JustaOrdinaryDemiGod t1_iudilka wrote

In all seriousness, there is code in the air 24/7. Some guys just prefer it. When it comes to contesting, they can talk to way more people in bad conditions than you can with voice. It's an art form that it really amazing. If you want to see it first hand, the easiest time is during ARRL Field Day. Look it up and find a station near you to observe.


JustaOrdinaryDemiGod t1_iudcis3 wrote


JustaOrdinaryDemiGod t1_iucvzin wrote

>Honest question, who is still using Morse code and in what capacity?

Amateur radio operators. They use it in conversations and passing information on daily nets. You can tune around the spectrum and hear it 24hrs a day.


JustaOrdinaryDemiGod t1_iub8fjh wrote

Like any language, if you are not used to hearing it, it sounds like jiberish. But once you learn it, it makes sense. There is a space between the dit and da in Morse code but at speed, you need a trained ear to hear it. Once you learn code, it is more like listening to music. Some words and phrases are repeated so often that it sounds like the entire word instead of each letter.
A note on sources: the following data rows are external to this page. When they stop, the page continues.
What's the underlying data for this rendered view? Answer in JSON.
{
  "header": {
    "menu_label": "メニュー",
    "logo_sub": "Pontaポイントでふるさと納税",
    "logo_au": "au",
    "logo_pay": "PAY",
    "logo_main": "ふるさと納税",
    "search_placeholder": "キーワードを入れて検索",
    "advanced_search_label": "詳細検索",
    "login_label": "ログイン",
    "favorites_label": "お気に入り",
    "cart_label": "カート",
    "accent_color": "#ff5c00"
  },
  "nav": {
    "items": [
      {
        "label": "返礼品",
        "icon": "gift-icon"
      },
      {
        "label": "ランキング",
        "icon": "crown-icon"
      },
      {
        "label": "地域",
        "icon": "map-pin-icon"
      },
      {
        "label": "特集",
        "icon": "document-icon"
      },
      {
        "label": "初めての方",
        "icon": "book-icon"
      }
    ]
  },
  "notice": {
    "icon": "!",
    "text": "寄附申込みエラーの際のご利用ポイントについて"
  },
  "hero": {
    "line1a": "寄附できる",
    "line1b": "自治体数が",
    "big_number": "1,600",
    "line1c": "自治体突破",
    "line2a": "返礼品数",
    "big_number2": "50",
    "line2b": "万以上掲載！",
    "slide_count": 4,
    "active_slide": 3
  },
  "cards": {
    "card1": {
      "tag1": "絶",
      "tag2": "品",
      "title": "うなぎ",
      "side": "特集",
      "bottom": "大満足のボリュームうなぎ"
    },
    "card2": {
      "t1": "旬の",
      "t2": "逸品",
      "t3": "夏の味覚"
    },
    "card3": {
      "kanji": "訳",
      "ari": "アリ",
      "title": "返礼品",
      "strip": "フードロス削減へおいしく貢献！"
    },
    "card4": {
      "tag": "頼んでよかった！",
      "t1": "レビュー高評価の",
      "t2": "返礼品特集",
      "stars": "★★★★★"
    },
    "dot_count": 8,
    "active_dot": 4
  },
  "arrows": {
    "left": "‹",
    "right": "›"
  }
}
So experienced code guys can listen at 25 or 30 words per minute as well as transmit. It just takes alot of practice. I know these kind of guys and I'm an in pure amazement of what they can do. But they use it daily.